Deep Thoughts: Why Games Are So Weirdly Fun
This semester I’ve been learning a bit about the history of computers, and video games in particular. Today, of course, we see the game industry as this unstoppable entertainment juggernaut, but in the beginning they were simply… not exactly a fad, but a curiosity. A strangely interesting, strangely compelling curiosity. Even at the start there was something different about video games — something way more engrossing — and I’m trying to figure out exactly what it is.
It’s especially strange when you think about the popularity of early games. When we were discussing Pong in class, one of my colleagues (a non-gamer) raised his hand and asked, “Can anyone tell my why people got so excited about this? I mean, people were playing this game in bars, where you had darts and pinball. Or you could go home and play Dungeons and Dragons, which was so much richer as a game. What was so exciting about hitting an imaginary ball?”
My gut response was, Well, it was a video game. Which didn’t really make any sense.
Nowadays we assume that people loved Pong for the novelty, but that’s not the whole story. Millions of people were playing it for five years. You don’t spend money on a fad for five years (think of the Tamagotchi, for example). And, on its surface, Pong kind of sucks. It’s a game about rotating a knob to avoid missing a ball. Even calling it a “ball” is charitable, since it’s clearly a square.
But here’s the thing: I’d rather play Pong than play pinball, even today. I’ve tried it on emulators, and I still have fun playing it. Instead of playing chess, a game that’s been popular for a thousand years, I’d much rather play Civ IV, which is likely to disappear from stores as soon as Civ V comes around.
My question is: What is it about video games? Why are they so much more compelling than they have any right to be?
A thought experiment might help here. So: let’s say you find the code for Civilization and print out every algorithm in the simulation. If you know the state of the game, you can figure out exactly what happens next (this would take a long, long time, but let’s pretend that doesn’t matter). You pick up some figurines, some dice, a calculator, and a big piece of graphing paper, and you sit down and start playing tabletop single-player Civilization. You make a move, crunch the numbers, roll some dice (to account for random elements), and then you move the “AI” pieces. Rinse and repeat.
I don’t think anyone would refer to this as “playing Civilization.” For one thing, it would be disgustingly unfun. More than that, though: it would feel lonely, in the way that playing a board game by yourself felt lonely, when you were a little kid and your brother wouldn’t play checkers with you. You could move the pieces on the other side of the checkerboard and pretend to play, but even at six years old you knew how lame this was. This is what I’d call a true “single-player game”: there’s nobody on the other side of the board.

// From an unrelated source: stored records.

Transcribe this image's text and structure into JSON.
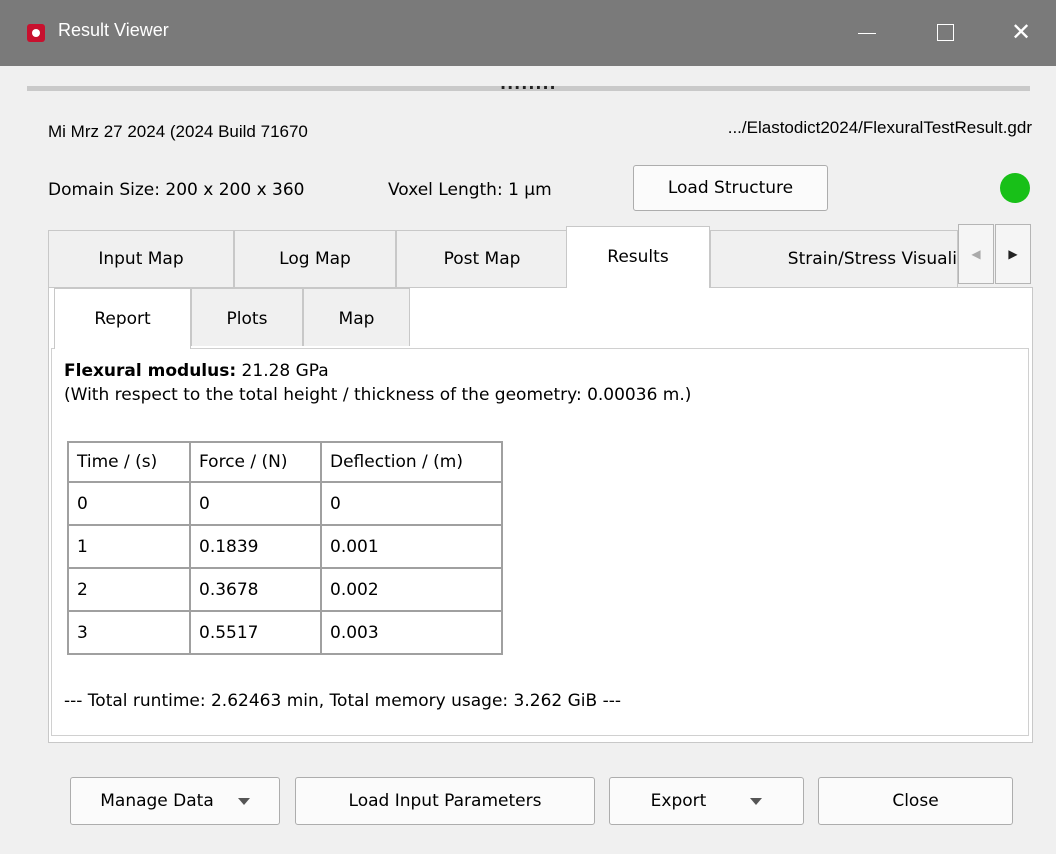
{
  "window": {
    "title": "Result Viewer",
    "close_glyph": "✕"
  },
  "splitter": {
    "handle": "........"
  },
  "header": {
    "date_build": "Mi Mrz 27 2024 (2024 Build 71670",
    "file_path": ".../Elastodict2024/FlexuralTestResult.gdr",
    "domain_size": "Domain Size: 200 x 200 x 360",
    "voxel_length": "Voxel Length: 1 µm",
    "load_structure_label": "Load Structure",
    "status_color": "#18c018"
  },
  "tabs": [
    {
      "label": "Input Map"
    },
    {
      "label": "Log Map"
    },
    {
      "label": "Post Map"
    },
    {
      "label": "Results"
    },
    {
      "label": "Strain/Stress Visuali"
    }
  ],
  "tab_scroll": {
    "left_glyph": "◀",
    "right_glyph": "▶"
  },
  "subtabs": [
    {
      "label": "Report"
    },
    {
      "label": "Plots"
    },
    {
      "label": "Map"
    }
  ],
  "report": {
    "modulus_label": "Flexural modulus:",
    "modulus_value": " 21.28 GPa",
    "respect_note": "(With respect to the total height / thickness of the geometry: 0.00036 m.)",
    "table": {
      "headers": [
        "Time / (s)",
        "Force / (N)",
        "Deflection / (m)"
      ],
      "rows": [
        [
          "0",
          "0",
          "0"
        ],
        [
          "1",
          "0.1839",
          "0.001"
        ],
        [
          "2",
          "0.3678",
          "0.002"
        ],
        [
          "3",
          "0.5517",
          "0.003"
        ]
      ]
    },
    "runtime": "--- Total runtime: 2.62463 min, Total memory usage: 3.262 GiB ---"
  },
  "footer": {
    "manage_data": "Manage Data",
    "load_input_parameters": "Load Input Parameters",
    "export": "Export",
    "close": "Close"
  }
}
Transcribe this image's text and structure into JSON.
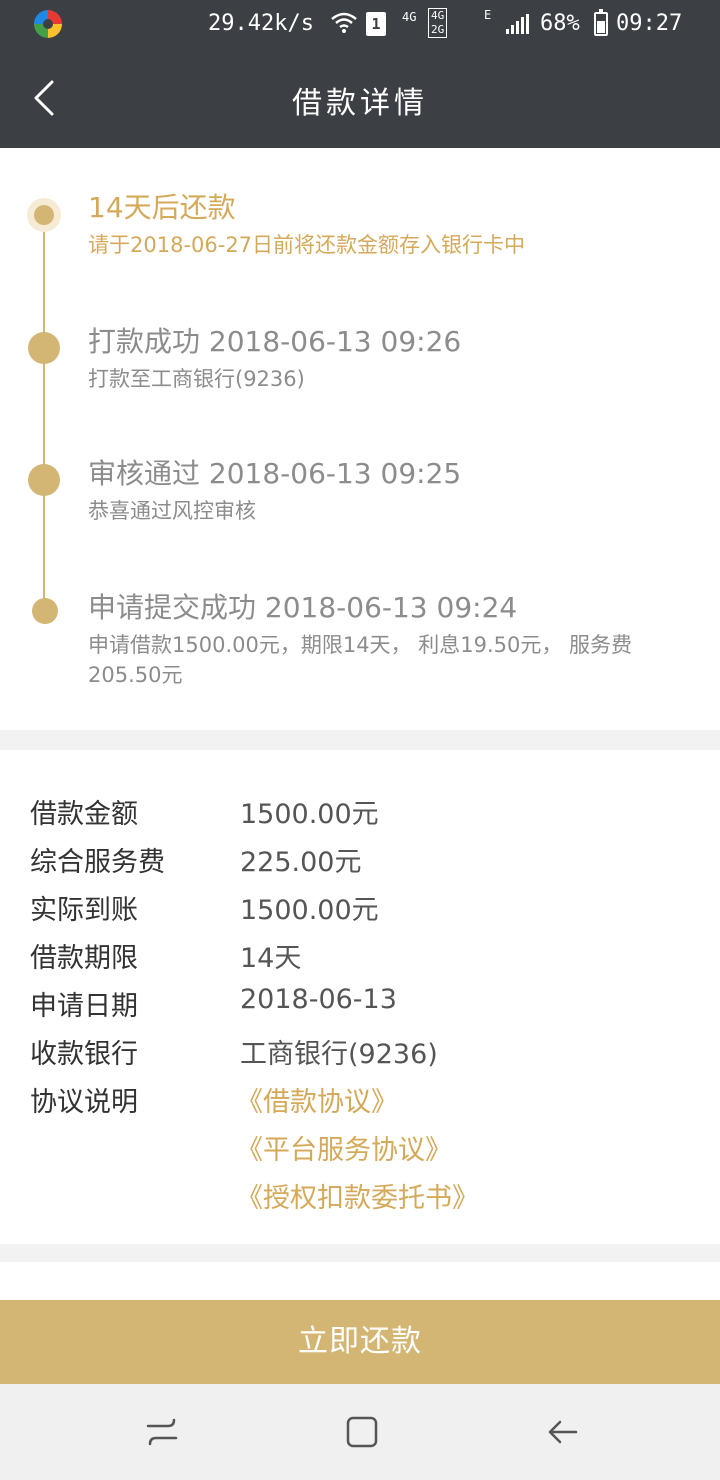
{
  "status_bar": {
    "speed": "29.42k/s",
    "sim": "1",
    "network_4g": "4G",
    "network_4g2g_top": "4G",
    "network_4g2g_bottom": "2G",
    "network_e": "E",
    "battery": "68%",
    "time": "09:27"
  },
  "header": {
    "title": "借款详情",
    "back_icon": "chevron-left-icon"
  },
  "timeline": [
    {
      "title": "14天后还款",
      "subtitle": "请于2018-06-27日前将还款金额存入银行卡中",
      "active": true
    },
    {
      "title": "打款成功 2018-06-13 09:26",
      "subtitle": "打款至工商银行(9236)",
      "active": false
    },
    {
      "title": "审核通过 2018-06-13 09:25",
      "subtitle": "恭喜通过风控审核",
      "active": false
    },
    {
      "title": "申请提交成功 2018-06-13 09:24",
      "subtitle": "申请借款1500.00元，期限14天， 利息19.50元， 服务费205.50元",
      "active": false
    }
  ],
  "details": [
    {
      "label": "借款金额",
      "value": "1500.00元"
    },
    {
      "label": "综合服务费",
      "value": "225.00元"
    },
    {
      "label": "实际到账",
      "value": "1500.00元"
    },
    {
      "label": "借款期限",
      "value": "14天"
    },
    {
      "label": "申请日期",
      "value": "2018-06-13"
    },
    {
      "label": "收款银行",
      "value": "工商银行(9236)"
    }
  ],
  "agreements": {
    "label": "协议说明",
    "links": [
      "《借款协议》",
      "《平台服务协议》",
      "《授权扣款委托书》"
    ]
  },
  "repay_button": "立即还款",
  "colors": {
    "header_bg": "#3c4045",
    "accent_gold": "#d4b674",
    "link_gold": "#d4a959",
    "text_gray": "#8c8c8c"
  }
}
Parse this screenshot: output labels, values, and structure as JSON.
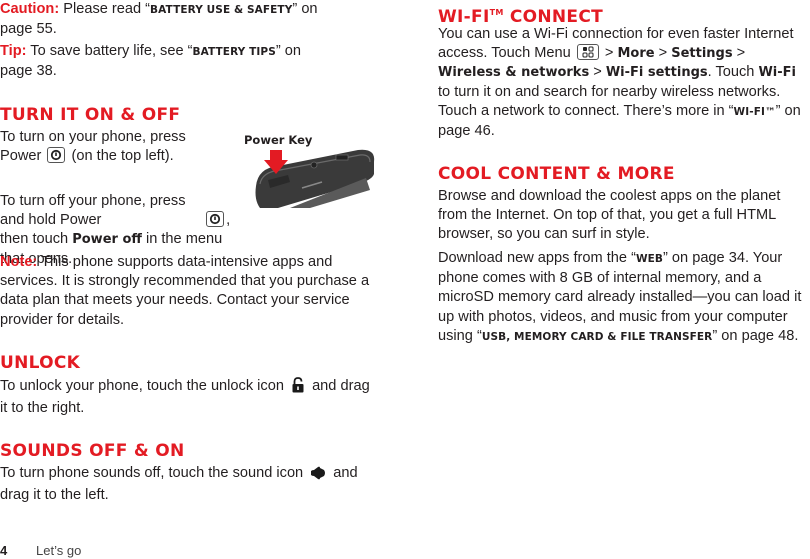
{
  "left": {
    "caution": {
      "label": "Caution:",
      "text_before": " Please read “",
      "ref": "Battery Use & Safety",
      "text_after": "” on page 55."
    },
    "tip": {
      "label": "Tip:",
      "text_before": " To save battery life, see “",
      "ref": "Battery Tips",
      "text_after": "” on page 38."
    },
    "turn_on_off": {
      "heading": "Turn it on & off",
      "p1_a": "To turn on your phone, press Power",
      "p1_b": " (on the top left).",
      "p2_a": "To turn off your phone, press and hold Power",
      "p2_b": ", then touch ",
      "p2_bold": "Power off",
      "p2_c": " in the menu that opens.",
      "figure_label": "Power Key",
      "power_icon": "power-key-icon"
    },
    "note": {
      "label": "Note:",
      "text": " This phone supports data-intensive apps and services. It is strongly recommended that you purchase a data plan that meets your needs. Contact your service provider for details."
    },
    "unlock": {
      "heading": "Unlock",
      "text_a": "To unlock your phone, touch the unlock icon",
      "text_b": " and drag it to the right.",
      "icon": "lock-icon"
    },
    "sounds": {
      "heading": "Sounds off & on",
      "text_a": "To turn phone sounds off, touch the sound icon",
      "text_b": " and drag it to the left.",
      "icon": "speaker-icon"
    }
  },
  "right": {
    "wifi": {
      "heading": "Wi-Fi",
      "heading_tm": "TM",
      "heading_rest": " Connect",
      "t1": "You can use a Wi-Fi connection for even faster Internet access. Touch Menu",
      "t2": " > ",
      "more": "More",
      "t3": " > ",
      "settings": "Settings",
      "t4": " > ",
      "wireless": "Wireless & networks",
      "t5": " > ",
      "wifi_settings": "Wi-Fi settings",
      "t6": ". Touch ",
      "wifi_bold": "Wi-Fi",
      "t7": " to turn it on and search for nearby wireless networks. Touch a network to connect. There’s more in “",
      "ref": "Wi-Fi™",
      "t8": "” on page 46.",
      "menu_icon": "menu-key-icon"
    },
    "cool": {
      "heading": "Cool content & more",
      "p1": "Browse and download the coolest apps on the planet from the Internet. On top of that, you get a full HTML browser, so you can surf in style.",
      "p2_a": "Download new apps from the “",
      "p2_ref": "Web",
      "p2_b": "” on page 34. Your phone comes with 8 GB of internal memory, and a microSD memory card already installed—you can load it up with photos, videos, and music from your computer using “",
      "p2_ref2": "USB, Memory Card & File Transfer",
      "p2_c": "” on page 48."
    }
  },
  "footer": {
    "page_number": "4",
    "section": "Let’s go"
  },
  "colors": {
    "accent": "#e31b23",
    "text": "#231f20"
  }
}
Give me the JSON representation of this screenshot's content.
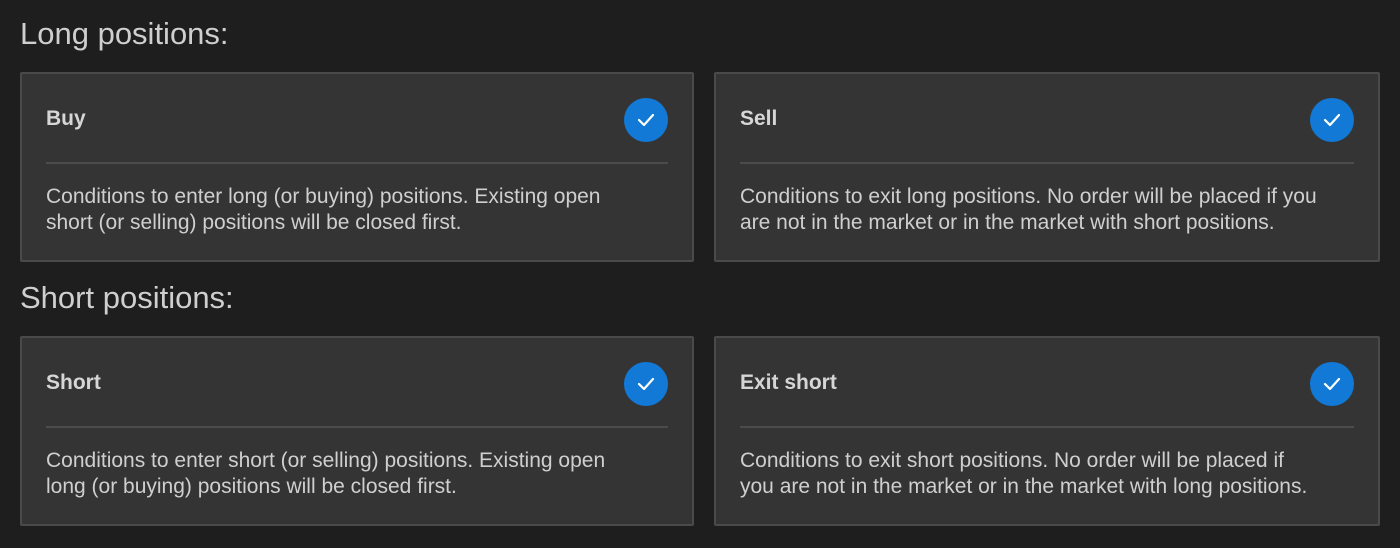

It’s different, in some fundamental way, to play Civ against the computer — even when you basically know the simulation by heart. It’s not simply that the computer is crunching the numbers. You get the feeling that you’re not alone: it’s responding to you. You’re in a conversation. You and the system are partners, playing together.
That seems obvious in a way, but things get weird when you start thinking about it. After all, the system isn’t just a checkers player taking the place of your brother. It’s moving your pieces as well, based on how you move the mouse (or whatever). When you move your Scout, the system shows you what’s beyond the mountains, right before it sends the barbarians after you.
The system feels like another person, but he’s like nobody you’ve ever met before. He’s incredibly smart, but he’s limited and predictable. He’s exploitable, if you can figure out his secret. And, once you learn how to speak to him, he’s listening with total intensity. (This is why there’s nothing more game-breaking than unresponsiveness, the feeling that the game stopped paying attention to you.)
The system is a guy who’s always interesting. He flip-flops between being your friend and being an asshole. Sometimes he has a cruel sense of humor (see: I Wanna Be the Guy), but he’s never irrational about it. When you’re speaking to him, he’s also training you: he wants you to speak to him better. Listen more closely to what he’s trying to tell you, and you’ll have a better conversation.
You know this is all an illusion, and really it’s just data and algorithms under the hood, but that doesn’t matter. Subconsciously, you’re convinced almost instantly: something in here is listening and responding to me.
This isn’t the whole answer to why video games are so gripping, but I think it’s part of the answer. A gamer is someone who understands these systems and enjoys meeting new ones. A good system is one that knows new tricks, has a better balance of being your friend and your enemy, etc… but, really, you can have a decent conversation with almost any system. Even the ones that only know a couple of simple words.
- Brian Hertler
P.S.: Here’s where I act like a good academic. If you’re interested in more formal thinking on this topic, read about the concept of “agency” as it relates to digital media; the work of Janet Murray (a professor of mine at Georgia Tech) is a good place to start. For more about the dialogue between player and system, I’d recommend the paper “Agency Play: Dimensions of Agency for Interactive Narrative Design,” by D. Fox Harrell (another professor of mine) and Jichen Zhu.